= Try it =
In full and exactly, reproduce the entries below, but omit the pictures.

= Source data =
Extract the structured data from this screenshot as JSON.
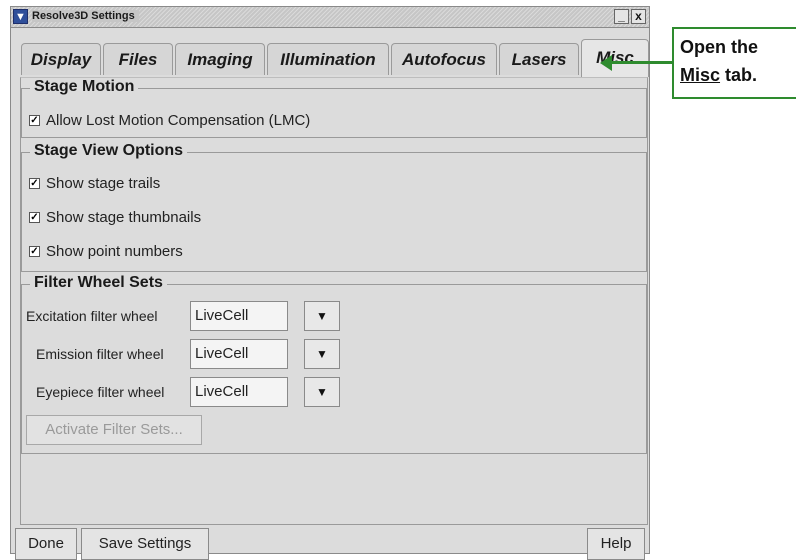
{
  "window": {
    "title": "Resolve3D Settings",
    "minimize_glyph": "_",
    "close_glyph": "x",
    "menu_icon": "chevron-down-icon"
  },
  "tabs": [
    {
      "label": "Display",
      "active": false
    },
    {
      "label": "Files",
      "active": false
    },
    {
      "label": "Imaging",
      "active": false
    },
    {
      "label": "Illumination",
      "active": false
    },
    {
      "label": "Autofocus",
      "active": false
    },
    {
      "label": "Lasers",
      "active": false
    },
    {
      "label": "Misc",
      "active": true
    }
  ],
  "stage_motion": {
    "title": "Stage Motion",
    "options": [
      {
        "label": "Allow Lost Motion Compensation (LMC)",
        "checked": true
      }
    ]
  },
  "stage_view": {
    "title": "Stage View Options",
    "options": [
      {
        "label": "Show stage trails",
        "checked": true
      },
      {
        "label": "Show stage thumbnails",
        "checked": true
      },
      {
        "label": "Show point numbers",
        "checked": true
      }
    ]
  },
  "filter_wheel": {
    "title": "Filter Wheel Sets",
    "rows": [
      {
        "label": "Excitation filter wheel",
        "value": "LiveCell"
      },
      {
        "label": "Emission filter wheel",
        "value": "LiveCell"
      },
      {
        "label": "Eyepiece filter wheel",
        "value": "LiveCell"
      }
    ],
    "activate_label": "Activate Filter Sets..."
  },
  "footer": {
    "done_label": "Done",
    "save_label": "Save Settings",
    "help_label": "Help"
  },
  "callout": {
    "line1": "Open the",
    "line2_underlined": "Misc",
    "line2_rest": " tab."
  },
  "colors": {
    "accent_green": "#2e8b2e",
    "window_bg": "#dcdcdc"
  }
}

= Finished task =
Extract the structured data from this screenshot as JSON.
{
  "window": {
    "title": "Resolve3D Settings",
    "minimize_glyph": "_",
    "close_glyph": "x",
    "menu_icon": "chevron-down-icon"
  },
  "tabs": [
    {
      "label": "Display",
      "active": false
    },
    {
      "label": "Files",
      "active": false
    },
    {
      "label": "Imaging",
      "active": false
    },
    {
      "label": "Illumination",
      "active": false
    },
    {
      "label": "Autofocus",
      "active": false
    },
    {
      "label": "Lasers",
      "active": false
    },
    {
      "label": "Misc",
      "active": true
    }
  ],
  "stage_motion": {
    "title": "Stage Motion",
    "options": [
      {
        "label": "Allow Lost Motion Compensation (LMC)",
        "checked": true
      }
    ]
  },
  "stage_view": {
    "title": "Stage View Options",
    "options": [
      {
        "label": "Show stage trails",
        "checked": true
      },
      {
        "label": "Show stage thumbnails",
        "checked": true
      },
      {
        "label": "Show point numbers",
        "checked": true
      }
    ]
  },
  "filter_wheel": {
    "title": "Filter Wheel Sets",
    "rows": [
      {
        "label": "Excitation filter wheel",
        "value": "LiveCell"
      },
      {
        "label": "Emission filter wheel",
        "value": "LiveCell"
      },
      {
        "label": "Eyepiece filter wheel",
        "value": "LiveCell"
      }
    ],
    "activate_label": "Activate Filter Sets..."
  },
  "footer": {
    "done_label": "Done",
    "save_label": "Save Settings",
    "help_label": "Help"
  },
  "callout": {
    "line1": "Open the",
    "line2_underlined": "Misc",
    "line2_rest": " tab."
  },
  "colors": {
    "accent_green": "#2e8b2e",
    "window_bg": "#dcdcdc"
  }
}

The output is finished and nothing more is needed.